Sensitive military technology easily bought and sent to foreign countries

GAO investigation shows that ineffective export laws and lax enforcement of procurement regulations allow sensitive technologies to go to enemy states.

An undercover investigation by a federal watchdog group showed how ineffective laws and poor enforcement of procurement regulations allow companies to purchase sensitive military technologies for export to possible terrorist groups and foreign governments.

Auditors from the Government Accountability Office, who posed as representatives from a fictitious company, were able to purchase sensitive technology equipment such as night-vision scopes that U.S. soldiers use in Iraq and Afghanistan, hardware to detonate nuclear weapons, sensors used in improvised explosive devices, and gyro chips for guided missiles and military aircraft.

During its investigation from May 2008 to June 2009, GAO also was able to purchase an F-16 engine-monitoring system computer, which the Air Force uses in single-engine aircraft to monitor engine performance, said Gregory Kutz, managing director of forensic audits and special investigations at GAO, in his testimony before the House Subcommittee on Oversight and Investigations on Thursday.

"The only thing more surprising than the ease with which GAO acquired this sensitive equipment is that fact that it was apparently entirely legal," said subcommittee Chairman Bart Stupak, D-Mich., in his opening testimony. "There is no requirement for them to conduct any background checks or due diligence on the buyers, much less submit the proposed sale to the government for a license to purchase. This is obviously not satisfactory."

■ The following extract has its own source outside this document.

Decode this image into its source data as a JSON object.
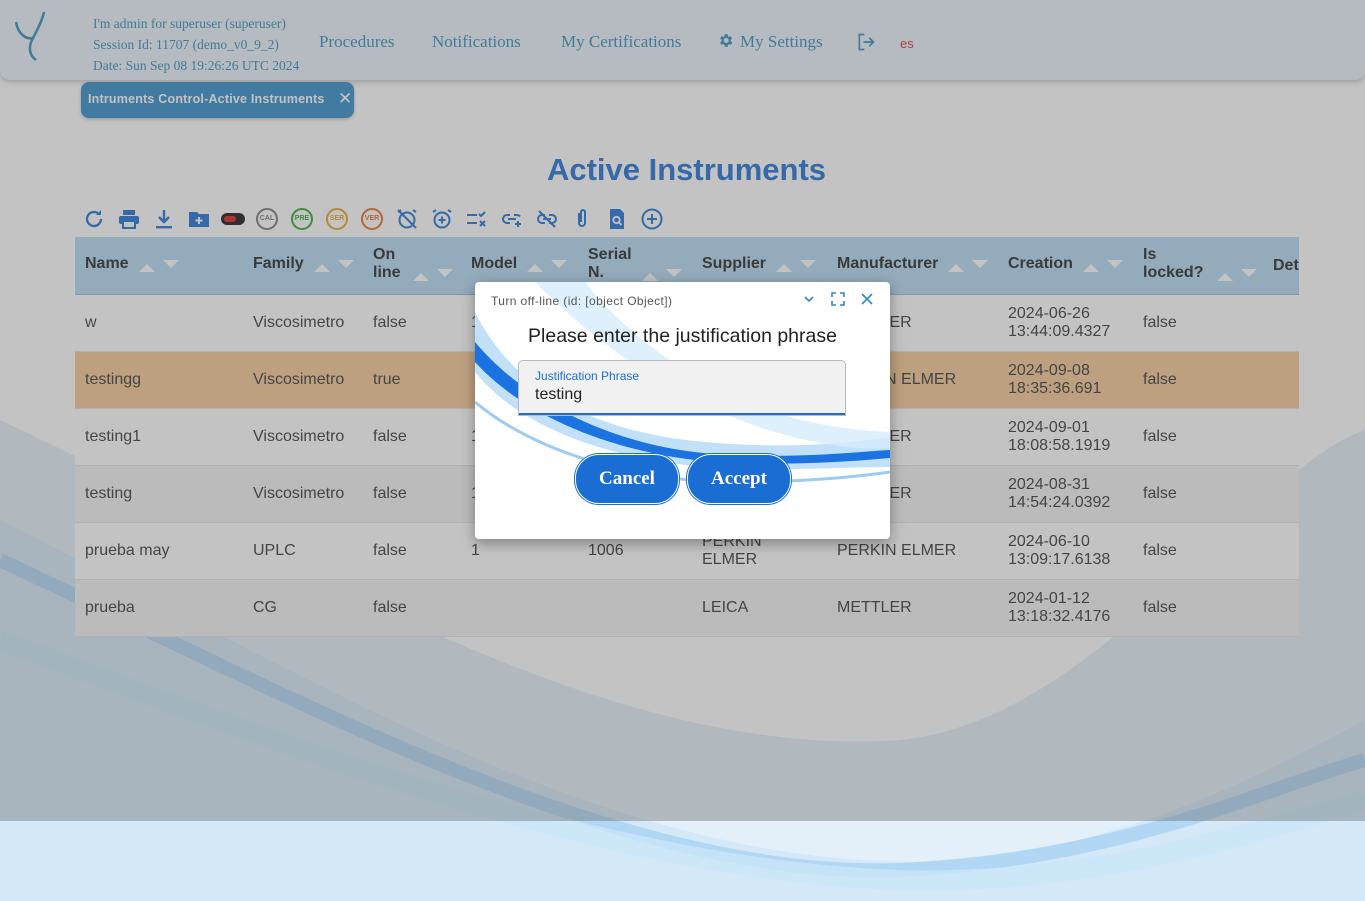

Interviews with officials from the State and Commerce departments and a review of existing laws confirmed that there are few restrictions on domestic sales of dual-use technology, which serve both commercial and military purposes, GAO reported. During its investigation, the watchdog agency found that manufacturers and distributors only asked that the undercover agents sign forms verifying the products would not be used illegally or for terrorist plots.

"U.S. regulations are designed to keep specific military and dual-use items from being diverted to improper end users, [but] current regulations focus on the export of these items and do not address the domestic sales of these items," Kutz said.

Anyone who sells products and services on the U.S. Munitions List -- articles, services and associated technology designated as defense related by the United States -- or on the Commerce Control List -- items subject to federal export regulations -- "is under no legal duty to perform any type of due diligence on a buyer" when the items are sold within the United States, he said.

GAO also was able to send through Federal Express nonfunctional versions of items it had bought from manufacturers -- including the gyro chip and an accelerometer, a known component for smart bombs -- to a country in Southeast Asia that is a known distribution center for terrorist organizations, according to the report. The items were shipped in nondescript boxes that did not reveal the contents.

"Terrorists and foreign governments that are able to complete domestic purchases of sensitive military and dual-use technologies face few obstacles and risks when exporting these items," Kurtz said. GAO officials fear terrorists or other countries could use the equipment to work backwards to create weapons against the United States.

Two laws govern oversight of the export of potentially sensitive items. The 1976 Arms Export Control Act assigns State the responsibility to regulate the export of military items included on the U.S. Munitions List. The 1979 Export Administration Act assigns Commerce the responsibility to regulate the export of dual-use items that are included on the Commerce Control List. Exporters are required to place their products on one of the two lists, and, if required, obtain a license to export the items. They also are required to electronically notify Homeland Security Department officials when the products arrive at the port of export for inspection.

Both laws require shippers to report the export of sensitive items. Officials from several agencies told GAO that there is no practical way to ensure that packages leaving the United States that contain export-controlled items can be identified and consistently searched.

In addition, companies that are caught breaking export rules may continue to do business with the federal government because they sell products that are crucial to military operations. In March 2007, ITT Corp., the leading manufacturer of military night-vision equipment, was convicted of a criminal violation of the Arms Export Control Act for sending classified materials to China and other nations, knowingly violating export license agreements. The company pleaded guilty and was ordered to pay $100 million, but it was not debarred from doing business with the federal government.

When asked by subcommittee members how ITT could still be doing business with agencies, Michael Alvis, head of business development, said ITT is "the world leader in night vision," and it is best able to fulfill military requirements for such technologies. He added that the technology was not compromised, and "drastic changes" were made in management to ensure another export violation would not occur.

Preventing the illegal export of sensitive items used in nuclear weapons, IEDs, and other military applications requires stopping the purchase of the items at the source "because once sensitive items make it into the hands of terrorists or foreign government agents, the shipment and transport out of the United States is unlikely to be detected," the report noted.

GAO conducted a separate undercover investigation in April, when a team of agents found similar military items for sale on eBay, and other Web sites that allow person-to-person sales. "What we are dealing with is not an inability to enforce security measures, but a lack of policies and procedures to enforce," said Nicholas Fitton, chief executive officer of technology reseller Section 8. "We don't need tighter restrictions and more limits on what can be sold, but [we do need] to use common sense and understand what the actual items are that are being sold."